English is at the heart of what students do at CRGS: reading texts, interpreting them and forming one's own opinions about them while considering others' responses are fundamental skills whatever one's area of interest.

Our curriculum is as broad as we can make it. Lower School students study a wide range of poetry, prose, drama and non-fiction drawn from different centuries and various parts of the world; tasks are fitted to the main teaching objectives of the revised KS3 framework.  

Year 7 is introduced to a range of text types and students develop their writing style and accuracy in each type; practical Drama is incorporated into timetabled English lessons and will usually culminate in a performance in the Summer Term. Year 8 consolidates and extends these skills, using English Challenge as a supporting course book. Year 9 is treated as a preparation year for GCSE in which higher-level texts and tasks are addressed; key units include Literature of the First World War, Macbeth and Literature of Protest.

Years 10 and 11 follow the Edexcel GCSE 9-1 courses in English Language and English Literature. The new-style specifications have no coursework and all written assessment is by exam. The two Language papers test response to unseen fiction and non-fiction texts; and examine a broad range of writing types including creative, argumentative and informative writing. Speaking & Listening is tackled throughout the two years of the course and culminates in a short exam in the Spring Term of Year 11, for which a separate endorsement is awarded. The two Literature papers focus on drama, poetry and prose, the second paper including response to an unseen poem.  As at A Level, the secret of success is a detailed appreciation of the manipulation of language in each context.

A Level English Literature is a very popular option in the Sixth Form. Classes are run as seminars with students researching and presenting their views on a broad selection of texts drawn from the new, linear OCR specification for A Level

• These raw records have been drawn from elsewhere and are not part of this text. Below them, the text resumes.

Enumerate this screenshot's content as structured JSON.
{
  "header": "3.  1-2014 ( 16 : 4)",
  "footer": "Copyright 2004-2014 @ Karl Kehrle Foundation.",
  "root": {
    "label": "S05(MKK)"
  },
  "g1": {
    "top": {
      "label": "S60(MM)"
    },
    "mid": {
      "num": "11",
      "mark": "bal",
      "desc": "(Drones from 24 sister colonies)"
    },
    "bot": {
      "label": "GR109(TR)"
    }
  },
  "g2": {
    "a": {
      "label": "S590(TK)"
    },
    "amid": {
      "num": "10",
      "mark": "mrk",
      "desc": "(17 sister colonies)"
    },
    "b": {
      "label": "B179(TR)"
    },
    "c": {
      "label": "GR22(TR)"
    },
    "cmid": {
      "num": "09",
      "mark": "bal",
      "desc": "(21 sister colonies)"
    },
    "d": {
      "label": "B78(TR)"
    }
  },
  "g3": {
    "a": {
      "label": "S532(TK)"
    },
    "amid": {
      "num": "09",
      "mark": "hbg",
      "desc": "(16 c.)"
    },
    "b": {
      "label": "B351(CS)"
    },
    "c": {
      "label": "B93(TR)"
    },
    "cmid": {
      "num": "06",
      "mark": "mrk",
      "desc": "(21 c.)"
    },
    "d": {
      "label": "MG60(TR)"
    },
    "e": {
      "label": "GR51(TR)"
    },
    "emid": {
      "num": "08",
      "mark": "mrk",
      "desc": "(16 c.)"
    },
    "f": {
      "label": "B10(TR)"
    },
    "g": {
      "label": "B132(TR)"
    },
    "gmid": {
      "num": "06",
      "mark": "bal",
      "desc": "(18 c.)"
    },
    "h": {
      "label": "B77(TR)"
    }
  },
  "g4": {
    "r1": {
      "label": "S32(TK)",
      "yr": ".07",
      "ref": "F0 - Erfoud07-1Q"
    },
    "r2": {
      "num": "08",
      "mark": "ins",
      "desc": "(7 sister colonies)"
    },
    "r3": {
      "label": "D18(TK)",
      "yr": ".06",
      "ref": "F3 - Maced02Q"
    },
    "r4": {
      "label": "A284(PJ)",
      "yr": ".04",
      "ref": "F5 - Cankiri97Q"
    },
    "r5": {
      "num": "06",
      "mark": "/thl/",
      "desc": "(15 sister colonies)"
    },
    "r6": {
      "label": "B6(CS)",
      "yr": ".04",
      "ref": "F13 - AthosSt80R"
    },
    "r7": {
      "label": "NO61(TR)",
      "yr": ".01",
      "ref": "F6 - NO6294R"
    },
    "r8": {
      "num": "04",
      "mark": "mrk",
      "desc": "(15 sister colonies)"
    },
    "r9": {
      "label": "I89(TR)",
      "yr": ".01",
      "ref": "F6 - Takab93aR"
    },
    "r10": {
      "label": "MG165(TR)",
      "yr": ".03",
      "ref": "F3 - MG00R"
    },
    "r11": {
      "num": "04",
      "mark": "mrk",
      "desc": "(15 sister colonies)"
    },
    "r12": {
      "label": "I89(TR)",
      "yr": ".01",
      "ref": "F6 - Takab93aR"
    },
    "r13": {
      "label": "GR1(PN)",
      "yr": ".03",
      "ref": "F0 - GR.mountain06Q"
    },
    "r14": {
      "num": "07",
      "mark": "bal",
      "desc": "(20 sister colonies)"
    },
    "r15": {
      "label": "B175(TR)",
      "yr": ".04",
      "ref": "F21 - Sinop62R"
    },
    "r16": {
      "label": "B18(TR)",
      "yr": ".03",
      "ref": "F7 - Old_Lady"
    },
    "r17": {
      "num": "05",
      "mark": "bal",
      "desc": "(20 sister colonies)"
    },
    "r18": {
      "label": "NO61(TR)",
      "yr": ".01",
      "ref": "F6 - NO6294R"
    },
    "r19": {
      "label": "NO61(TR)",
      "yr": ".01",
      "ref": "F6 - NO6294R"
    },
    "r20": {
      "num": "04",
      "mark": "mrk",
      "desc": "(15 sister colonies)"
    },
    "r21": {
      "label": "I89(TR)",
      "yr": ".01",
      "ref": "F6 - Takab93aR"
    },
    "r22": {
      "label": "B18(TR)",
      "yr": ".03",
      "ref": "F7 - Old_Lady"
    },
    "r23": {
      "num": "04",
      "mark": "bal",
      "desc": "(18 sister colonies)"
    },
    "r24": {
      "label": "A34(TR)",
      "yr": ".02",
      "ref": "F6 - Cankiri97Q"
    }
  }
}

A Level Unit 1 (exam 40%):  Drama and Poetry pre-1900.
This two-and-a-half-hour exam will test your knowledge of three texts, one of which must be a Shakespeare play (such as Hamlet, The Tempest or Richard III.)  You will have to answer a passage question and an essay question on your set play.  The second section places a drama text and a poetry text together for comparison.  Drama includes Webster: The Duchess of Malfi; Ibsen: A Doll’s House; or Goldsmith:  She Stoops to Conquer.  Poetry choices include Milton: Paradise Lost Books 9 & 10; Christina Rossetti: Selected Poems; or Chaucer: The Merchant’s Prologue and Tale.  The emphasis in this unit is on seeing more than one side of the coin:  you will need to weigh interpretations of the texts against each other.  We will take you to see productions of the plays where available.
A Level Unit 2 (exam 40%):  Comparative and contextual study. This unit focuses on a topic such as Women in Literature, American Literature 1880-1940, or The Gothic.  You will read two complete texts from the board’s list, and a range of supporting material.  The two-and-a-half-hour exam will ask you to analyse an unseen passage drawn from your topic area; and to answer one essay question chosen from three options on your two complete texts.
A Level Unit 3 (coursework 20%):  Literature post-1900. You will study a total of three texts: one prose, one poetry and one drama, all published after 1900 and one of them after 2000; and write two coursework essays (of 1,000 words on one text and of 2,000 words on the other two texts).  These might include Duffy: Feminine Gospels; Coward: Private Lives; and Waugh: Decline and Fall; or TS Eliot: Selected Poems; Bennett: The History Boys; and Plath: The Bell Jar.   You will be able to select your own essay titles with guidance from your teachers.

English Department staff

  • Dr S Dowling (Head of English)
  • Mrs P Bishop
  • Mrs H Drake (KS3 Co-ordinator)
  • Mrs L Eady (KS4 Co-ordinator)
  • Mr R Heard
  • Dr I Ross